After Anchorage paper lantern launch, fire official points out they're illegal

An interfaith event that included the launching of paper lanterns in support of victims of domestic violence led officials at Merrill Field to briefly reroute airplane traffic Thursday night when the lanterns appeared in the flight path, according to Anchorage police.

Scores of lanterns were released at about 8 p.m. after the "Shed the Light" event at St. Anthony Catholic Church in East Anchorage. The lanterns -- lit by small candles -- streamed into the night sky above the church and were easily visible from the Russian Jack neighborhood just east of Bragaw Street between the Glenn Highway and DeBarr Road.

However, the lantern release came as a surprise to the Anchorage Police Department.

APD Sgt. Shaun Henry arrived at the church after police received calls about rerouted planes and a lantern landing on a vehicle.

"We had a car on the Glenn Highway going about 70 mph that almost crashed," Henry said outside the church.

Police reported no injuries or accidents as a result of the lantern release. All the lanterns fell to the ground within about 10 minutes of the launch. No citations were issued, said Dani Myren, a police spokeswoman.

In a statement Friday, the Anchorage Fire Department described paper lanterns as "a significant fire hazard" and called on the public to report "the unlawful use of these devices."


The statement referenced the lantern sendoff Thursday night at St. Anthony Catholic Church as a "well-intentioned effort to bring attention to their cause." But AFD forester John See said sending paper lanterns into the sky is illegal under both state statute and local ordinance.

"These things are dangerous, for sure," See said.

See cautioned that the lanterns can ignite grass, wood-shingle roofs or wood piles alongside homes when they land. In See's office, he said, he keeps a scorched lantern from last summer that ignited a tree on the Anchorage Hillside. The AFD statement cited a 2013 fire in England in which 100,000 tons of recycling material was set aflame by a lantern.

Jenny Michaelson, director of the Office of Safe Environment for the Archdiocese of Anchorage, said the church has worked with Abused Women's Aid in Crisis in the past on similar lantern releases. But this was the first time such an event was held so near an airport's flight path.

Michaelson said no harm was meant by the launch, which she said was otherwise a positive community event.

"It's trying to shed light on what the experiences are of those who experience domestic violence," she said.

See asked anyone who observes the use of paper lanterns to call the AFD fire investigator at 267-4900, the arson hotline at 267-5060 or Crime Stoppers at 561-7867.

Matt Tunseth
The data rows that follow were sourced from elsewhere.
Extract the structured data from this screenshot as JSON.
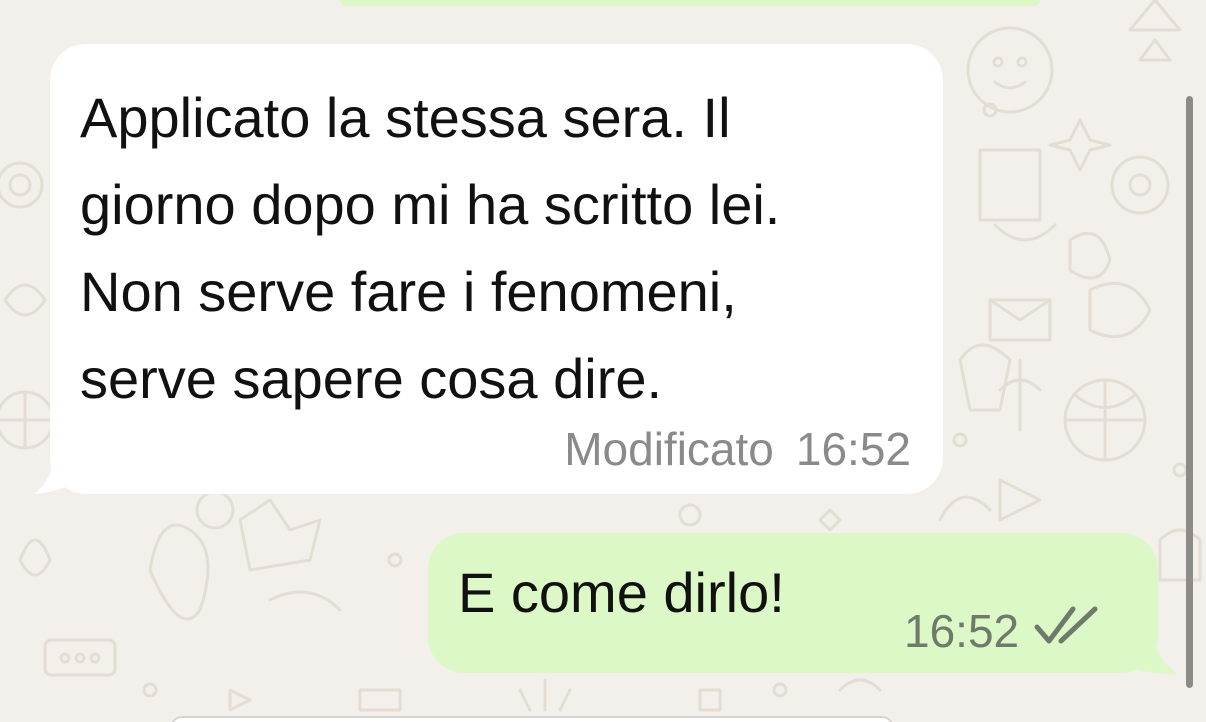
{
  "conversation": {
    "incoming_message": {
      "lines": [
        "Applicato la stessa sera. Il",
        "giorno dopo mi ha scritto lei.",
        "Non serve fare i fenomeni,",
        "serve sapere cosa dire."
      ],
      "edited_label": "Modificato",
      "time": "16:52"
    },
    "outgoing_message": {
      "text": "E come dirlo!",
      "time": "16:52",
      "status_icon": "double-check-icon"
    }
  },
  "colors": {
    "wallpaper": "#f3f0eb",
    "incoming_bubble": "#ffffff",
    "outgoing_bubble": "#dcf8c6",
    "text": "#111111",
    "meta_incoming": "#8a8a8a",
    "meta_outgoing": "#6f7a6a"
  }
}
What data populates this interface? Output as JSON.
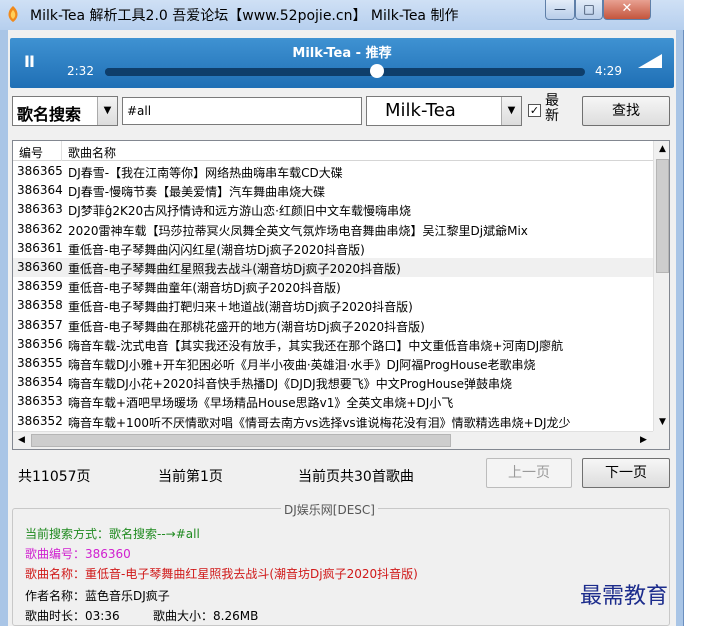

Matt Tunseth is a former reporter for the Anchorage Daily News and former editor of the Alaska Star.

Tegan Hanlon

Tegan Hanlon was a reporter for the Anchorage Daily News between 2013 and 2019. She now reports for Alaska Public Media.